    • medical concerns that may affect the student at school
    • the role of school staff in managing medical concerns
    • steps for management of associated medical concerns
    • physical activities that are safe and appropriate for this student
    • when emergency measures should be taken.
  • If required, work with the parents to carry out a risk assessment prior to field trips to plan for the student’s safe and successful participation.
  • Collaborate with the parents and student to consider if, and how, they would like to share information on the student’s specific condition with peers. If they wish to do so, consultation with health providers, such as community health nurses, may be helpful.
  • Learn as much as you can about what a intellectual and developmental disability is, and how this condition may affect learning and social and emotional well-being. Reading, asking questions and talking to qualified professionals will help you to make informed decisions about how to best support the student’s success in the classroom.
  • Collaborate with the school and/or jurisdictional team to identify and coordinate any needed consultation and supports. If required, work with specialists to arrange for any specialized equipment or modifications to the
    physical environment.
  • Develop a system for sharing information with relevant staff members about the student’s strengths, specific needs and strategies that support this student’s success.

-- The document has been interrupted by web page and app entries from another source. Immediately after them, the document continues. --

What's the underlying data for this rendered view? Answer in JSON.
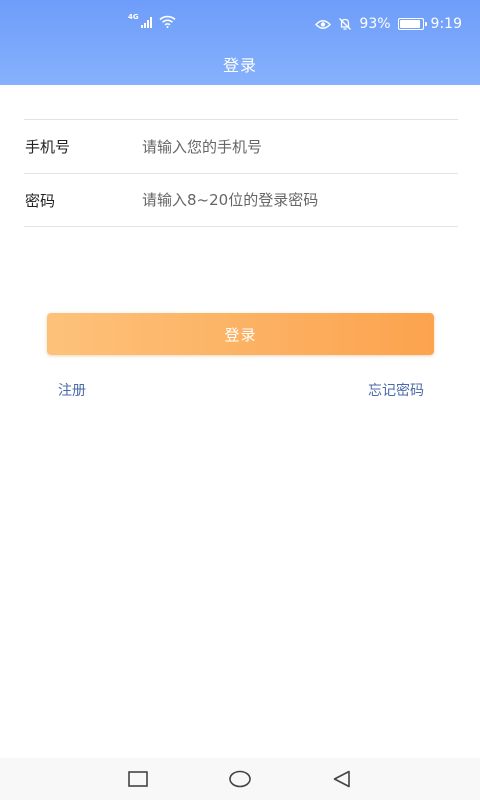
{
  "status_bar": {
    "network_type": "4G",
    "battery_percent": "93%",
    "battery_level": 0.93,
    "time": "9:19",
    "icons": [
      "signal-icon",
      "wifi-icon",
      "eye-icon",
      "alarm-off-icon",
      "battery-icon"
    ]
  },
  "header": {
    "title": "登录"
  },
  "form": {
    "phone_label": "手机号",
    "phone_placeholder": "请输入您的手机号",
    "password_label": "密码",
    "password_placeholder": "请输入8~20位的登录密码"
  },
  "actions": {
    "login_label": "登录",
    "register_label": "注册",
    "forgot_label": "忘记密码"
  },
  "colors": {
    "header_gradient": [
      "#6e9dfa",
      "#86b1fc"
    ],
    "button_gradient": [
      "#fdc27a",
      "#fca34e"
    ],
    "link": "#4a6aa8"
  },
  "nav_bar": {
    "icons": [
      "recent-apps-icon",
      "home-icon",
      "back-icon"
    ]
  }
}
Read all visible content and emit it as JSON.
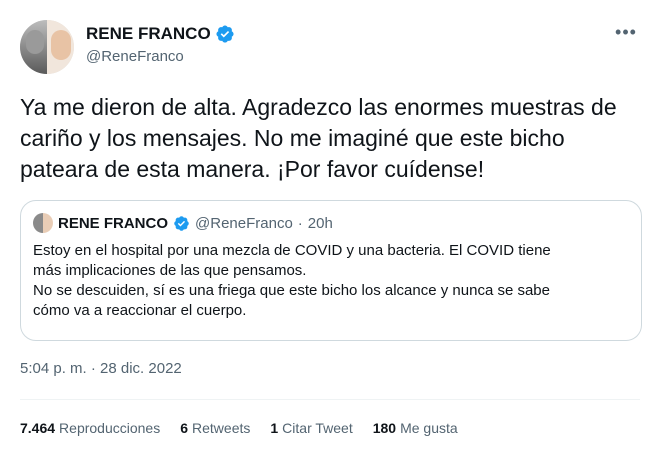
{
  "author": {
    "display_name": "RENE FRANCO",
    "handle": "@ReneFranco"
  },
  "tweet": {
    "text": "Ya me dieron de alta. Agradezco las enormes muestras de cariño y los mensajes. No me imaginé que este bicho pateara de esta manera. ¡Por favor cuídense!",
    "timestamp": "5:04 p. m. · 28 dic. 2022"
  },
  "quote": {
    "display_name": "RENE FRANCO",
    "handle": "@ReneFranco",
    "separator": "·",
    "time_ago": "20h",
    "lines": [
      "Estoy en el hospital por una mezcla de COVID y una bacteria. El COVID tiene",
      "más implicaciones de las que pensamos.",
      "No se descuiden, sí es una friega que este bicho los alcance y nunca se sabe",
      "cómo va a reaccionar el cuerpo."
    ]
  },
  "stats": {
    "views_count": "7.464",
    "views_label": "Reproducciones",
    "retweets_count": "6",
    "retweets_label": "Retweets",
    "quotes_count": "1",
    "quotes_label": "Citar Tweet",
    "likes_count": "180",
    "likes_label": "Me gusta"
  },
  "icons": {
    "verified": "verified-badge-icon",
    "more": "more-options-icon"
  },
  "colors": {
    "verified_blue": "#1d9bf0",
    "secondary_text": "#536471",
    "border": "#cfd9de"
  }
}
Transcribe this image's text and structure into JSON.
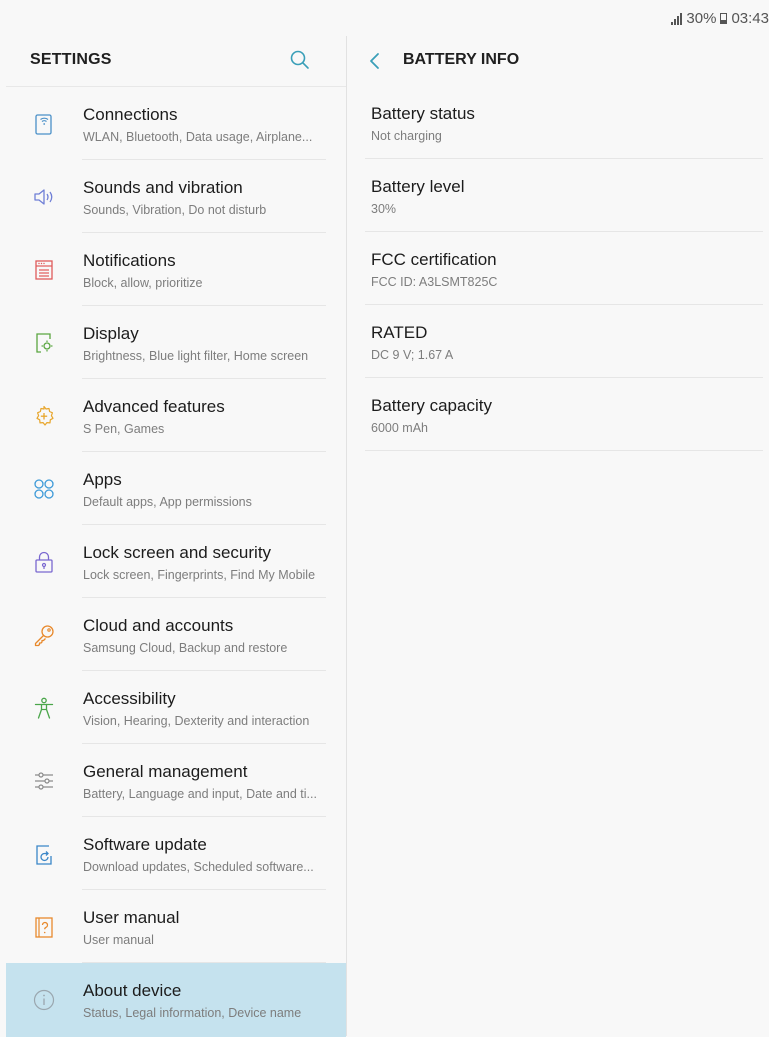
{
  "status": {
    "battery_percent": "30%",
    "time": "03:43"
  },
  "settings": {
    "title": "SETTINGS",
    "search_icon": "search-icon",
    "items": [
      {
        "title": "Connections",
        "subtitle": "WLAN, Bluetooth, Data usage, Airplane...",
        "icon": "connections-icon",
        "color": "#4a90c8"
      },
      {
        "title": "Sounds and vibration",
        "subtitle": "Sounds, Vibration, Do not disturb",
        "icon": "speaker-icon",
        "color": "#6f7fd6"
      },
      {
        "title": "Notifications",
        "subtitle": "Block, allow, prioritize",
        "icon": "notifications-icon",
        "color": "#e05a5a"
      },
      {
        "title": "Display",
        "subtitle": "Brightness, Blue light filter, Home screen",
        "icon": "display-icon",
        "color": "#5aa640"
      },
      {
        "title": "Advanced features",
        "subtitle": "S Pen, Games",
        "icon": "advanced-features-icon",
        "color": "#e8a62c"
      },
      {
        "title": "Apps",
        "subtitle": "Default apps, App permissions",
        "icon": "apps-icon",
        "color": "#3d9ad8"
      },
      {
        "title": "Lock screen and security",
        "subtitle": "Lock screen, Fingerprints, Find My Mobile",
        "icon": "lock-icon",
        "color": "#7a68d0"
      },
      {
        "title": "Cloud and accounts",
        "subtitle": "Samsung Cloud, Backup and restore",
        "icon": "key-icon",
        "color": "#e8892c"
      },
      {
        "title": "Accessibility",
        "subtitle": "Vision, Hearing, Dexterity and interaction",
        "icon": "accessibility-icon",
        "color": "#4aa64a"
      },
      {
        "title": "General management",
        "subtitle": "Battery, Language and input, Date and ti...",
        "icon": "sliders-icon",
        "color": "#8a8a8a"
      },
      {
        "title": "Software update",
        "subtitle": "Download updates, Scheduled software...",
        "icon": "software-update-icon",
        "color": "#3a86c8"
      },
      {
        "title": "User manual",
        "subtitle": "User manual",
        "icon": "user-manual-icon",
        "color": "#e8892c"
      },
      {
        "title": "About device",
        "subtitle": "Status, Legal information, Device name",
        "icon": "info-icon",
        "color": "#9aa6ae",
        "selected": true
      }
    ]
  },
  "battery_info": {
    "title": "BATTERY INFO",
    "back_icon": "back-arrow-icon",
    "accent": "#3a9fb8",
    "items": [
      {
        "title": "Battery status",
        "value": "Not charging"
      },
      {
        "title": "Battery level",
        "value": "30%"
      },
      {
        "title": "FCC certification",
        "value": "FCC ID: A3LSMT825C"
      },
      {
        "title": "RATED",
        "value": "DC 9 V; 1.67 A"
      },
      {
        "title": "Battery capacity",
        "value": "6000 mAh"
      }
    ]
  }
}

Your awareness needs to begin with conversations with the student’s parents.

Implications for Instruction

  • Work with school or jurisdictional teams and/or specialists to identify the learning implications of the student’s delays, including cognitive, language, attention, fine (cutting, colouring, printing) and gross (running, jumping)
    motor delays, and develop solutions or strategies to support the student.
  • Understand that skills may develop at a slower rate, so the gap between the student and peers may widen with age.
  • Develop a set of photos, illustrations and/or symbols that can be used to create visual tools, such as a picture schedule, to build and support student understanding.
  • Provide additional supports, such as small group instruction, extra practice time manipulatives and visuals (e.g., picture symbols) to aid understanding.
  • Ensure the student has support with gross and fine motor tasks, as needed. The student may have difficulty with buttons, zippers and snaps and may be late in toilet training.
  • Provide students with a work buddy to help with simple instructional and non-instructional tasks.

Implications for Social and Emotional Well-being

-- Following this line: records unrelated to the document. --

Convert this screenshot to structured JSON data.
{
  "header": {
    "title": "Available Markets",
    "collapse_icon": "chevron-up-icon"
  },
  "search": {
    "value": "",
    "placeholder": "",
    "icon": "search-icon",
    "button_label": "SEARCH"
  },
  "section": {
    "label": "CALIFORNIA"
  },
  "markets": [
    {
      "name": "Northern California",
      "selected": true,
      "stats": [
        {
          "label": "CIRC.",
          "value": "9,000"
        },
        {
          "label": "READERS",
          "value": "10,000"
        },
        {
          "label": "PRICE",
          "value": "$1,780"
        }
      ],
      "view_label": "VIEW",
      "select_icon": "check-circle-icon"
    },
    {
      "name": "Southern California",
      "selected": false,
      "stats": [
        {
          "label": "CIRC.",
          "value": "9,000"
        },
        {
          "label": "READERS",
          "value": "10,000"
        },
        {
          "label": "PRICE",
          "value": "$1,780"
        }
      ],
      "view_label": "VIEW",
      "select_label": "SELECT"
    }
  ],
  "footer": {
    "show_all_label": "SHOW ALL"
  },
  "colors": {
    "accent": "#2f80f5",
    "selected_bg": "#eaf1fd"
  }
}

  • Teach the student basic conversational skills, such as:
    • greeting people and starting a conversation
    • taking turns
    • asking and answering questions.
  • Explicitly teach social communication skills, such as how to read body language and expressions.
  • Use modelling, storytelling and role-plays, along with direct instruction to reinforce what is acceptable social behaviour in the classroom.
  • Pair with positive peers to ensure the student does not feel left out during recess or other school activities. If the student has physical limitations, find alternative ways to promote involvement.
  • Engage the student and parents in planning for transitions between grade levels and different schools.

Parents know their children well and can offer insights on how to support their social and emotional well-being. There is strength in collaborating on strategies that could be used at home, at school and in the community.

As you consider the implications for this disability, think about the following questions:

1. Do I need further conversations with the parents to better understand this student's strengths and needs? Checkbox Yes Checkbox No
2. Do I need targeted professional learning?
If yes, what specific topics and strategies would I explore?
Checkbox Yes Checkbox No
3. Is consultation with jurisdictional staff required?
If yes, what issues and questions would we explore?
Checkbox Yes Checkbox No
4. Is consultation with external service providers required (e.g., Regional Educational Consulting Services, Student Health Partnership, Alberta Children's Hospital, Glenrose Hospital)?
If yes, what issues and questions would we explore?
Checkbox Yes Checkbox No
5. Are further assessments required to assist with planning for this student?
If yes, what questions do I need answered?
Checkbox Yes Checkbox No
6. Is service to the student from an external provider required?
If yes, what outcomes would be anticipated?
Checkbox Yes Checkbox No